Preparing to Train for a Different Career

Mary Gormandy White
Are you ready to start training for your new career?

If you're thinking about changing occupations, you will first need to investigate what is involved in training for a different career. Depending on the field you plan to enter, you may need to earn a specific degree, credential, license, or certification before you can pursue your new career goals. Regardless, you will probably need to add to or update your current skill set before you can change occupations.

Seven Career Training Considerations

If you're thinking about going back to college or enrolling in a career training program, here are a few things to consider when evaluating your options:

1. Verify Career Entry Requirements

The first thing you need to do when you are thinking about training for a different career is to verify if there are licensure requirements for employment in the field. For example, if you want to become a nurse or a real estate agent, it's likely that you will have to complete a prescribed program of study and sit for a state licensure exam before you can legally work in your chosen profession.

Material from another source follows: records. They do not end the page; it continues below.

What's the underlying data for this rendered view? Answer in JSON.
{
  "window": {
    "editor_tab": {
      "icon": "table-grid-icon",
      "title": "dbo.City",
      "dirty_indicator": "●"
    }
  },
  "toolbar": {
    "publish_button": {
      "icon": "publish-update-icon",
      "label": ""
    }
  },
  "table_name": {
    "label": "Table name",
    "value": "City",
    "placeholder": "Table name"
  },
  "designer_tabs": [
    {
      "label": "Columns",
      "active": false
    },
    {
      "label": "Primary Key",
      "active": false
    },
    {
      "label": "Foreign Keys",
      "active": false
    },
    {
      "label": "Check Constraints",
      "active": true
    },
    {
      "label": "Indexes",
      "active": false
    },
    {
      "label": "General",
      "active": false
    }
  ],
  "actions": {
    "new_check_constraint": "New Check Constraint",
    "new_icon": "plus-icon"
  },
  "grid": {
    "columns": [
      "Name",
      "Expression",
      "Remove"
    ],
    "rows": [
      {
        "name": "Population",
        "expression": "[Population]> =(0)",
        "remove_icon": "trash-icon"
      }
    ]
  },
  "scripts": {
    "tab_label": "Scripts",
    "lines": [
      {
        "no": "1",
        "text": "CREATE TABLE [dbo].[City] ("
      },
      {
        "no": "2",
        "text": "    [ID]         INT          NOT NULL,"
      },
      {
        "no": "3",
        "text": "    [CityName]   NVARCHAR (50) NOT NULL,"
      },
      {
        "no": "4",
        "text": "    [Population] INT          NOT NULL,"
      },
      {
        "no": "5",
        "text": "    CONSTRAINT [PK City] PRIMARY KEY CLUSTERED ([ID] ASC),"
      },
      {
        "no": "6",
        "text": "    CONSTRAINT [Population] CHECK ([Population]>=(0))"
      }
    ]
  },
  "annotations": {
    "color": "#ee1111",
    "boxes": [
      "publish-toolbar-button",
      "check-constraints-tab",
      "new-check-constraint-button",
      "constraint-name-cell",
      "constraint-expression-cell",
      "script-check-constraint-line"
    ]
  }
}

Contact the division of your state government that oversees business and professional licensure to find out what, if any, requirements there are to enter new career field you have chosen. If there are such requirements, it's likely that the state agency in charge maintains a listing of online and instructor-led training programs that can help you prepare for your career of choice.

2. Investigate Programs of Study

Whether you need a license or not, it's likely that you'll need to supplement your current skill set with additional training in order to be prepared for your new career. Whether you pursue a degree or simply attend field-related seminars, seeking training related to your new profession can help give you a competitive edge in the job market. Doing so will also let prospective employers know that you are committed to changing careers.

Look for a school that offers programs of study specific to the type of work that you want to perform. Verify that the credentials awarded are recognized by employers in the field you want to enter and that they will truly serve as a stepping stone to your goals. For example, if you want to enroll in a Licensed Practical Nurse (LPN) program now, with the ultimate goal of becoming a Registered Nurse (RN), it's important to determine if credits from the program you are considering now will transfer.

3. Consider Training Program Length

Look at the length of time required to complete each program and consider whether it is realistic for you to commit to, and if it will properly prepare you for your goals. While the shortest programs may seem to be the most appealing from a scheduling perspective, if they don't properly prepare you for the line of work you want to enter, you will not be satisfied.

4. Decide on Full-Time or Part-Time Study

You will also need to decide if you plan to pursue your training program on a full or part time basis. If you are ready to leave your current job and concentrate your efforts completely on retraining, then enrolling in a full time program of study is likely to be your best option. If you plan to continue working in your present job until you have the qualifications necessary to change careers, it may be best for you to enroll in a part time curriculum. However, many people do manage to juggle a full time job with a full time program of study. If you are in a hurry to change careers and you have the motivation and stamina to work and attend school full time, you can be ready for your new career fairly quickly without having to lose your current income.

5. Delivery Methods

Depending on the field of study you are interested in, it may be possible to complete some or all of your coursework online as opposed to in a traditional classroom. Select the option that best suits your learning style and scheduling needs.

6. Job Placement Assistance

Find out what types of job placement assistance are available to students and graduates of any programs you are considering enrolling in. Ask to see placement statistics and find out how proactive the school is in terms of helping with employment placement. Be aware that no ethical school will guarantee job placement for everyone.

7. Financial Aid Availability

It's important to consider how you are going to pay for the career training program you select. While career programs often offer the shortest path to career preparation, they aren't typically cheap. Find out early in your research what types of Federal and institutional financial aid programs are available, and determine exactly what you qualify for.

Ready to Make Your Move

If you want to change careers, you have to make a commitment to yourself and you have to act on it. Career change requires proactive effort on your part. Learning the training requirements to enter your new profession and finding out about the options available to you is just the first step toward accomplishing your goals. In order to fulfill your objective, the next step is to enroll in and complete the training you need to change professions. Once you take that step, you'll be well on your way to landing your ideal job.

Preparing to Train for a Different Career